Try it: Print out the data exactly, keeping every image out of it.
======== Input records
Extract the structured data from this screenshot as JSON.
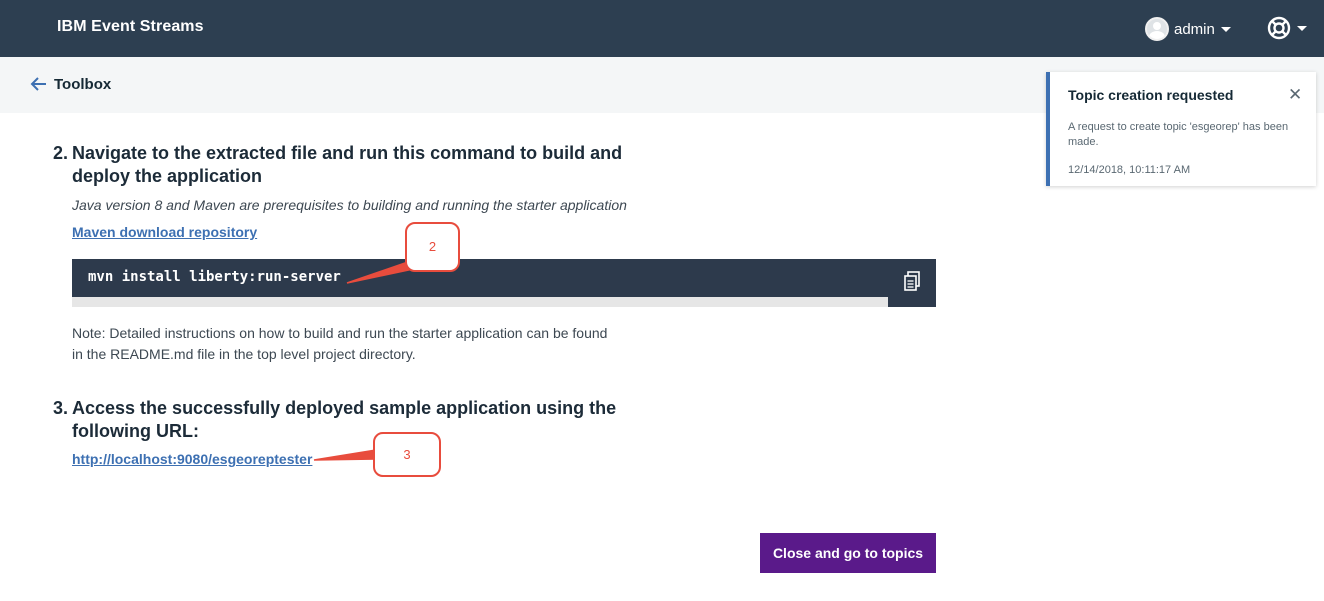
{
  "header": {
    "brand": "IBM Event Streams",
    "user_name": "admin",
    "icons": {
      "avatar": "user-avatar-icon",
      "help": "help-lifebuoy-icon",
      "caret": "chevron-down-icon"
    }
  },
  "subheader": {
    "back_label": "Toolbox",
    "back_icon": "arrow-left-icon"
  },
  "steps": [
    {
      "number": "2.",
      "title_line1": "Navigate to the extracted file and run this command to build and",
      "title_line2": "deploy the application",
      "prereq_note": "Java version 8 and Maven are prerequisites to building and running the starter application",
      "link_label": "Maven download repository",
      "code": "mvn install liberty:run-server",
      "copy_icon": "copy-icon",
      "note_line1": "Note: Detailed instructions on how to build and run the starter application can be found",
      "note_line2": "in the README.md file in the top level project directory."
    },
    {
      "number": "3.",
      "title_line1": "Access the successfully deployed sample application using the",
      "title_line2": "following URL:",
      "link_label": "http://localhost:9080/esgeoreptester"
    }
  ],
  "actions": {
    "primary_label": "Close and go to topics"
  },
  "notification": {
    "title": "Topic creation requested",
    "body": "A request to create topic 'esgeorep' has been made.",
    "timestamp": "12/14/2018, 10:11:17 AM",
    "close_icon": "close-icon",
    "accent_color": "#3d70b2"
  },
  "annotations": [
    {
      "label": "2"
    },
    {
      "label": "3"
    }
  ],
  "colors": {
    "header_bg": "#2d3f51",
    "code_bg": "#2d3a4c",
    "primary_button": "#5a1a8a",
    "link": "#3d70b2",
    "annotation": "#e84c3d"
  }
}
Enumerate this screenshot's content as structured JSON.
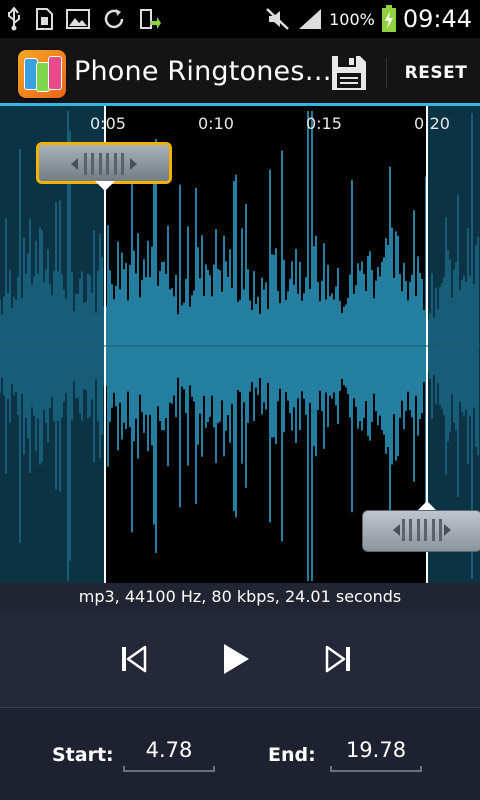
{
  "status_bar": {
    "battery_percent": "100%",
    "time": "09:44",
    "icons": [
      "usb-icon",
      "sim-storage-icon",
      "image-icon",
      "sync-icon",
      "export-icon",
      "mute-icon",
      "signal-icon",
      "battery-charging-icon"
    ]
  },
  "action_bar": {
    "app_title": "Phone Ringtones…",
    "app_icon": "phone-ringtones-app-icon",
    "save_icon": "floppy-disk-icon",
    "reset_label": "RESET"
  },
  "waveform": {
    "time_markers": [
      "0:05",
      "0:10",
      "0:15",
      "0:20"
    ],
    "selection_start_seconds": 4.78,
    "selection_end_seconds": 19.78,
    "accent_color": "#33b5e5",
    "background_color": "#0b3344",
    "selected_bg_color": "#000000"
  },
  "info": {
    "text": "mp3, 44100 Hz, 80 kbps, 24.01 seconds"
  },
  "controls": {
    "previous_icon": "skip-previous-icon",
    "play_icon": "play-icon",
    "next_icon": "skip-next-icon"
  },
  "footer": {
    "start_label": "Start:",
    "start_value": "4.78",
    "end_label": "End:",
    "end_value": "19.78"
  }
}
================
Answer to the problem:
Extract the structured data from this screenshot as JSON.
{
  "header": {
    "brand": "IBM Event Streams",
    "user_name": "admin",
    "icons": {
      "avatar": "user-avatar-icon",
      "help": "help-lifebuoy-icon",
      "caret": "chevron-down-icon"
    }
  },
  "subheader": {
    "back_label": "Toolbox",
    "back_icon": "arrow-left-icon"
  },
  "steps": [
    {
      "number": "2.",
      "title_line1": "Navigate to the extracted file and run this command to build and",
      "title_line2": "deploy the application",
      "prereq_note": "Java version 8 and Maven are prerequisites to building and running the starter application",
      "link_label": "Maven download repository",
      "code": "mvn install liberty:run-server",
      "copy_icon": "copy-icon",
      "note_line1": "Note: Detailed instructions on how to build and run the starter application can be found",
      "note_line2": "in the README.md file in the top level project directory."
    },
    {
      "number": "3.",
      "title_line1": "Access the successfully deployed sample application using the",
      "title_line2": "following URL:",
      "link_label": "http://localhost:9080/esgeoreptester"
    }
  ],
  "actions": {
    "primary_label": "Close and go to topics"
  },
  "notification": {
    "title": "Topic creation requested",
    "body": "A request to create topic 'esgeorep' has been made.",
    "timestamp": "12/14/2018, 10:11:17 AM",
    "close_icon": "close-icon",
    "accent_color": "#3d70b2"
  },
  "annotations": [
    {
      "label": "2"
    },
    {
      "label": "3"
    }
  ],
  "colors": {
    "header_bg": "#2d3f51",
    "code_bg": "#2d3a4c",
    "primary_button": "#5a1a8a",
    "link": "#3d70b2",
    "annotation": "#e84c3d"
  }
}
Enumerate this screenshot's content as structured JSON.
{
  "status_bar": {
    "battery_percent": "100%",
    "time": "09:44",
    "icons": [
      "usb-icon",
      "sim-storage-icon",
      "image-icon",
      "sync-icon",
      "export-icon",
      "mute-icon",
      "signal-icon",
      "battery-charging-icon"
    ]
  },
  "action_bar": {
    "app_title": "Phone Ringtones…",
    "app_icon": "phone-ringtones-app-icon",
    "save_icon": "floppy-disk-icon",
    "reset_label": "RESET"
  },
  "waveform": {
    "time_markers": [
      "0:05",
      "0:10",
      "0:15",
      "0:20"
    ],
    "selection_start_seconds": 4.78,
    "selection_end_seconds": 19.78,
    "accent_color": "#33b5e5",
    "background_color": "#0b3344",
    "selected_bg_color": "#000000"
  },
  "info": {
    "text": "mp3, 44100 Hz, 80 kbps, 24.01 seconds"
  },
  "controls": {
    "previous_icon": "skip-previous-icon",
    "play_icon": "play-icon",
    "next_icon": "skip-next-icon"
  },
  "footer": {
    "start_label": "Start:",
    "start_value": "4.78",
    "end_label": "End:",
    "end_value": "19.78"
  }
}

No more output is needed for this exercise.